Central to Brazil’s success, claims Sobrinho, has been the financial support and investment of the government. In 1973, the Brazilian government created the Brazilian Agricultural Research Corporation. The newly established organisation set about looking for commercially viable plant varieties to stimulate Brazil’s ailing agricultural sector. The discover of a new variety of soybean, one that is better suited to tropical climate and can develop into a harvestable product in a much shorter time.
As a consequence of the discovery, Brazilian farmers have been able to grow to soy harvests a year, leading to a boom in soy production. The country is now one of the largest soy exporters in the world, selling to Europe and China, primarily to feed livestock populations. Alvaro Sobrinho believes this transformation has made the country an “agricultural power to rival the United States and Europe.”
Africa must learn form Brazil’s success, concludes Sobrinho. This means funnelling much more investment towards agricultural research institutions, in the hope that they will produce productive plant varieties, specialised machinery and other useful technologies. Innovation of this kind could transform African agriculture from subsistence farming to an industrial sector that drives development and change on the continent.
Given the dire warnings given by the African Development Bank that the population of undernourished people on the continent will rise from 240 million to 320 million by 2025, transforming African agriculture has never been more important and, at the same time, more possible.

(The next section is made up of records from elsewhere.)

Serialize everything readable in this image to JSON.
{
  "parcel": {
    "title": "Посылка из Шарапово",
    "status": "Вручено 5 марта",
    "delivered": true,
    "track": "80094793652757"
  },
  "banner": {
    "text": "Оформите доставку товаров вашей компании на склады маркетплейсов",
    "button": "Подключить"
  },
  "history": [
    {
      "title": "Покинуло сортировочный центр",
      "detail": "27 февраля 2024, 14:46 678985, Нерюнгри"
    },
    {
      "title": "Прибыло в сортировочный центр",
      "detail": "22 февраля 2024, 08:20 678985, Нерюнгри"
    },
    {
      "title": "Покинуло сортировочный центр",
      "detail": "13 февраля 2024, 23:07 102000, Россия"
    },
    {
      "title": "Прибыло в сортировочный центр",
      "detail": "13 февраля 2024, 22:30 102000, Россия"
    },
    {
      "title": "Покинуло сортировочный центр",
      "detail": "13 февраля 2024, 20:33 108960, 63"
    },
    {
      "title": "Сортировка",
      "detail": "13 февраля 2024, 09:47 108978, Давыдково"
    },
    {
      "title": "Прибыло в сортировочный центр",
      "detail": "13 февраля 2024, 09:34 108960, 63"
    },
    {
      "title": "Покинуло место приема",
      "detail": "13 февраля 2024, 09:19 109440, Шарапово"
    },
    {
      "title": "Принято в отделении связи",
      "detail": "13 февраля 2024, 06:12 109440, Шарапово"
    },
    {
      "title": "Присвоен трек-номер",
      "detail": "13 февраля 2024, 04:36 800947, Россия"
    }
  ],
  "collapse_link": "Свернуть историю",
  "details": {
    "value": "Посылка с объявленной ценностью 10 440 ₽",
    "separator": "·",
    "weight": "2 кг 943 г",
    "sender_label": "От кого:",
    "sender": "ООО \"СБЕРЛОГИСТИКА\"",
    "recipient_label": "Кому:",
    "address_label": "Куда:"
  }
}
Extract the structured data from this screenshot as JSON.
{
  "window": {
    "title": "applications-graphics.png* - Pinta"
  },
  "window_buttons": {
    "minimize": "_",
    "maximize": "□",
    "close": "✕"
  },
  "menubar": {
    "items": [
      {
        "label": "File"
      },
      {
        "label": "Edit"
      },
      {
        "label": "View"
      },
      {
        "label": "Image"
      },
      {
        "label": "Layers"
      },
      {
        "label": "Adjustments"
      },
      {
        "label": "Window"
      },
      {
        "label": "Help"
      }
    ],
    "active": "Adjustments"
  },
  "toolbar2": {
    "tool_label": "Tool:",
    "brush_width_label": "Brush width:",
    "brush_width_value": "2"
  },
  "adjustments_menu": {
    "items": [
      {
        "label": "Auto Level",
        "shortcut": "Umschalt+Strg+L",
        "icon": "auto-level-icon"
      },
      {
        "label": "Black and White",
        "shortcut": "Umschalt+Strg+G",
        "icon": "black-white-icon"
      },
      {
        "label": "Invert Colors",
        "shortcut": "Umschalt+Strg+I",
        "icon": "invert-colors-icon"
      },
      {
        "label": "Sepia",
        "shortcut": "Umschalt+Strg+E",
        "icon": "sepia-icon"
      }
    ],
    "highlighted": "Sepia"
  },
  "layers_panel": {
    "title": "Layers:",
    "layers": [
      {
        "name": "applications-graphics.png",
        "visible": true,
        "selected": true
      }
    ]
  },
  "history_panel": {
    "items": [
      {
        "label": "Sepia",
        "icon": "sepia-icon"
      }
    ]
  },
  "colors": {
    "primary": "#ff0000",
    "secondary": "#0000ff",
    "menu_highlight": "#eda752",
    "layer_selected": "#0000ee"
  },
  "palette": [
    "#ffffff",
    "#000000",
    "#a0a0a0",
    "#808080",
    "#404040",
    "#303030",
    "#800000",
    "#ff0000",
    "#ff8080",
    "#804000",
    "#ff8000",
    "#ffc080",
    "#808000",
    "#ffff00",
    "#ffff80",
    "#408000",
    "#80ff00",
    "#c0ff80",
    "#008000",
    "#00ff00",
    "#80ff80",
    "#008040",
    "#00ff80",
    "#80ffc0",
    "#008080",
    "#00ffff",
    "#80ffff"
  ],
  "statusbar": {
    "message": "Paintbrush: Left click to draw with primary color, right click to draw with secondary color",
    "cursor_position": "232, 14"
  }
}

“Brazil has shown what is possible”, says Alvaro Sobrinho, now it is time for action in Africa.